And just like that, we’re down to one. Kazekeno won his bout against Hitoshi in impressive fashion. Both men understood the stakes at the outset. The tension before the tachiai is palpable. Kazekeno made sure to slide back a few feet from the shikirisen (white lines). Then, he bunny-hopped back six inches farther, which raised Hitoshi’s eyebrows. Hitoshi adjusted his own position while Kazekeno bounced around, settling in for the charge.

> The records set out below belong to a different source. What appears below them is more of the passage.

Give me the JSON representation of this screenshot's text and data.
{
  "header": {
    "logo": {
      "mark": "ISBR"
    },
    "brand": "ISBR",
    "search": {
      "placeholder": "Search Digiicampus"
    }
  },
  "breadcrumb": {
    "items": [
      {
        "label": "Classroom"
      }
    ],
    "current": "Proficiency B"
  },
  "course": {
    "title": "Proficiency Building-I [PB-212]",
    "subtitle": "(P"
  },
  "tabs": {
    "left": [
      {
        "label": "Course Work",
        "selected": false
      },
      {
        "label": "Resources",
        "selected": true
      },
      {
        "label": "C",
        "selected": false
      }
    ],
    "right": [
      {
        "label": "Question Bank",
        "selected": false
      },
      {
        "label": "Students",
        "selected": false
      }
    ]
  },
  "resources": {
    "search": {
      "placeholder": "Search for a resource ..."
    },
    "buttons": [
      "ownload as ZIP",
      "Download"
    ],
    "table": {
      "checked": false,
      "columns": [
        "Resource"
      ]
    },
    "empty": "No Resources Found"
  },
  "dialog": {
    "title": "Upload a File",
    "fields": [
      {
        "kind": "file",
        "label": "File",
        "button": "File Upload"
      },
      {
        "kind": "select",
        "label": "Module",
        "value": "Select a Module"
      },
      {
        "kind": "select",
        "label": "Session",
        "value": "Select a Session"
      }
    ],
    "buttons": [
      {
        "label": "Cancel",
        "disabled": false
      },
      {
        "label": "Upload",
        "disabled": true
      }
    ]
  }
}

When the two men launch out at each other, Kazekeno’s extra distance required him to take two full steps forward. That running start was significant. When he met Hitoshi, his pushed strongly upward, and that extra momentum forced his opponent backward. Hitoshi’s right foot met the tawara but he seemed to miss with his left foot, and stepped out. Kazekeno is undefeated heading into the final match day.
Further up the torikumi in Jonidan, Yamato was pitted against Toseiryu. I’ll give you a little more of an introduction to Toseiryu next. In his previous bouts, Yamato dove straight for his opponents’ legs and was able to score quick, acrobatic wins. However, Toseiryu was a challenge too far. Weighing 50kg more than Yamato, and with considerably more speed and power than any of Yamato’s previous opponents, he blasted the poor youngster into the cushions behind the waiting wrestlers.
Toseiryu is a strong lad who made his debut last tournament against Kototebakari. Further losses in Osaka against Sokokurai’s nephew, Daiseizan, and Nishonoseki recruit Hanafusa, meant that his 4-3 record was really nothing to sneeze at. In fact, with this win over Yamato, these four men comprise the Jonidan yusho race. They will pair off on Day 13 and the two winners should meet in a thrilling playoff on senshuraku.